The Napoli Suite is one of his rarely played works for solo piano. It comprises three movements, the first and third being dances that frame a slow and melancholic Nocturne.
Programme Notes Part 2
‘H. Molbe’ was the pseudonym for Dr Heinrich Freiherr von Bach. He practised as a barrister in Vienna (probably after Herzogenberg had left the city) while also composing some 200 songs and 140 chamber works. His brothers were perhaps better-known than him; Otto Bach was Director of the Mozarteum in Salzburg, and Alexander von Bach was a prominent Austrian politician.
Alexander also ran a series of ‘Thursday Evenings’ at his home where music would have been played. He had trained as a diplomat, was fascinated with the Orient, and studied several languages, including Arabic. It therefore seems likely that the Air arabe was composed for one such evening. The title has nothing to do with actual Arabian music, it is an example of the exoticism that was part of nineteenth-century Romanticism. As the European upper-middle class became more comfortable, they also became fascinated with the world outside – a place seen as more relaxed, more colourful, more sensual.
No matter that these are simple and wishful stereotypes, they gave Bach an opportunity to indulge in soulful melodies, chromaticism, unusual harmonic changes, and a sensual mood – a mood that he sustains brilliantly throughout the piece. His writing for the instruments, and the balance between them, is also consistently effective. He may have been a part-time composer, but this is a thoroughly professional piece of work.
Heinrich von Herzogenberg was born in Graz, Austria, and lived later in Leipzig. He was a descendant of an aristocratic French family who moved to Austria after the French Revolution.
His Trio in D major is very similar in style to the trio for violin, horn and piano by Johannes Brahms which was written 24 years earlier in 1865. The three instruments have equal roles in the music and the melody is passed around and shared.
Herzogenberg actually met Brahms personally and they became friends, exchanging many letters about musical and compositional affairs.

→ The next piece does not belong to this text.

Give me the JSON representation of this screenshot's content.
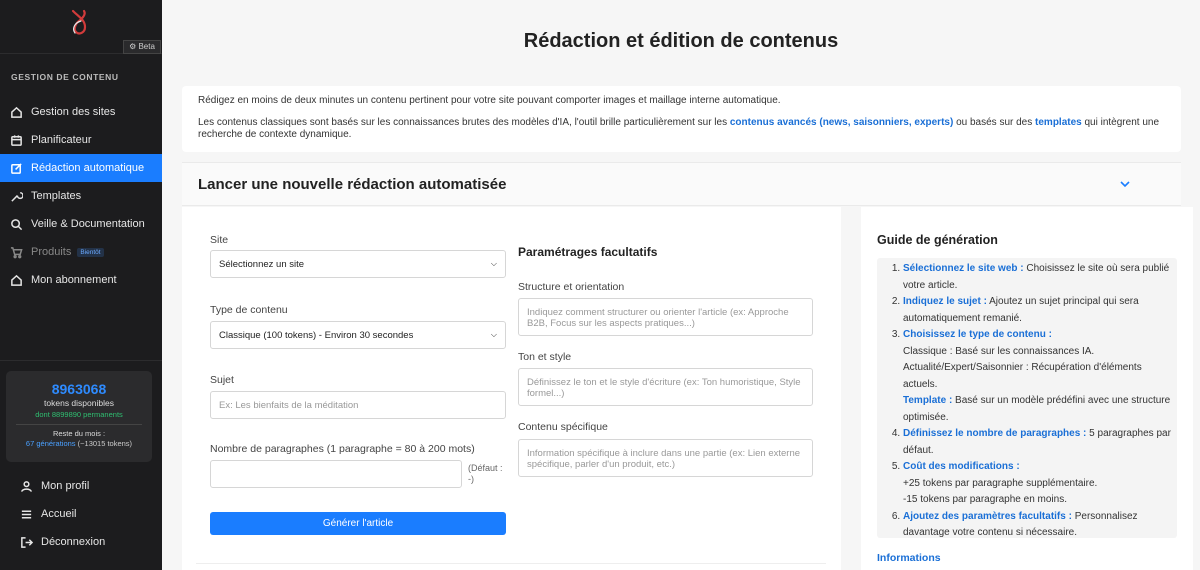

In 1868 he married Elisabeth von Stockhausen, a pupil Brahms was very fond of. Brahms only once commented on Herzogenberg’s work, saying: “Herzogenberg is able to do more than any of the others.”

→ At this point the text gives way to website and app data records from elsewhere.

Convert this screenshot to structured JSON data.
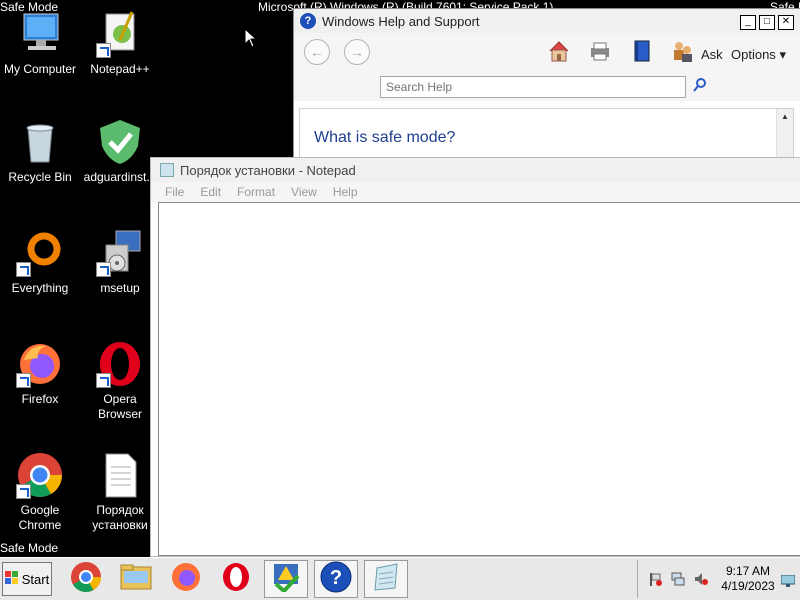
{
  "desktop": {
    "safe_mode_top_left": "Safe Mode",
    "safe_mode_bottom_left": "Safe Mode",
    "safe_mode_top_right": "Safe Mod",
    "build_text": "Microsoft (R) Windows (R) (Build 7601: Service Pack 1)",
    "icons": [
      {
        "label": "My Computer",
        "icon": "computer-icon"
      },
      {
        "label": "Notepad++",
        "icon": "notepadpp-icon"
      },
      {
        "label": "Recycle Bin",
        "icon": "recycle-bin-icon"
      },
      {
        "label": "adguardinst...",
        "icon": "adguard-shield-icon"
      },
      {
        "label": "Everything",
        "icon": "everything-icon"
      },
      {
        "label": "msetup",
        "icon": "setup-installer-icon"
      },
      {
        "label": "Firefox",
        "icon": "firefox-icon"
      },
      {
        "label": "Opera Browser",
        "icon": "opera-icon"
      },
      {
        "label": "Google Chrome",
        "icon": "chrome-icon"
      },
      {
        "label": "Порядок установки",
        "icon": "text-file-icon"
      }
    ]
  },
  "help_window": {
    "title": "Windows Help and Support",
    "ask_label": "Ask",
    "options_label": "Options",
    "search_placeholder": "Search Help",
    "heading": "What is safe mode?"
  },
  "notepad": {
    "title": "Порядок установки - Notepad",
    "menu": [
      "File",
      "Edit",
      "Format",
      "View",
      "Help"
    ],
    "content": ""
  },
  "taskbar": {
    "start_label": "Start",
    "apps": [
      "chrome-icon",
      "explorer-folder-icon",
      "firefox-icon",
      "opera-icon",
      "help-desk-icon",
      "help-icon",
      "notepad-icon"
    ],
    "time": "9:17 AM",
    "date": "4/19/2023"
  },
  "colors": {
    "desktop_bg": "#000000",
    "help_heading": "#1e3f8f",
    "taskbar_bg": "#e8e8e8"
  }
}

The Herzogenbergs frequented the Swiss town of Heiden as their holiday destination, even building a house named Abendroth (sunset) with a view over the Bodensee (Lake Constance). After Elisabeth’s unexpected death Herzogenberg focused his work on church music. Throughout his life he wrote songs for choir, various chamber ensembles, a violin concerto and two symphonies. Several of Herzogenberg’s major works were thought to have been destroyed during World War II but resurfaced during the 1990s.
The programme and the programme notes were put together by the musicians, Immanuel Voigt, Florian Hunziker and Katharina Fritzsche.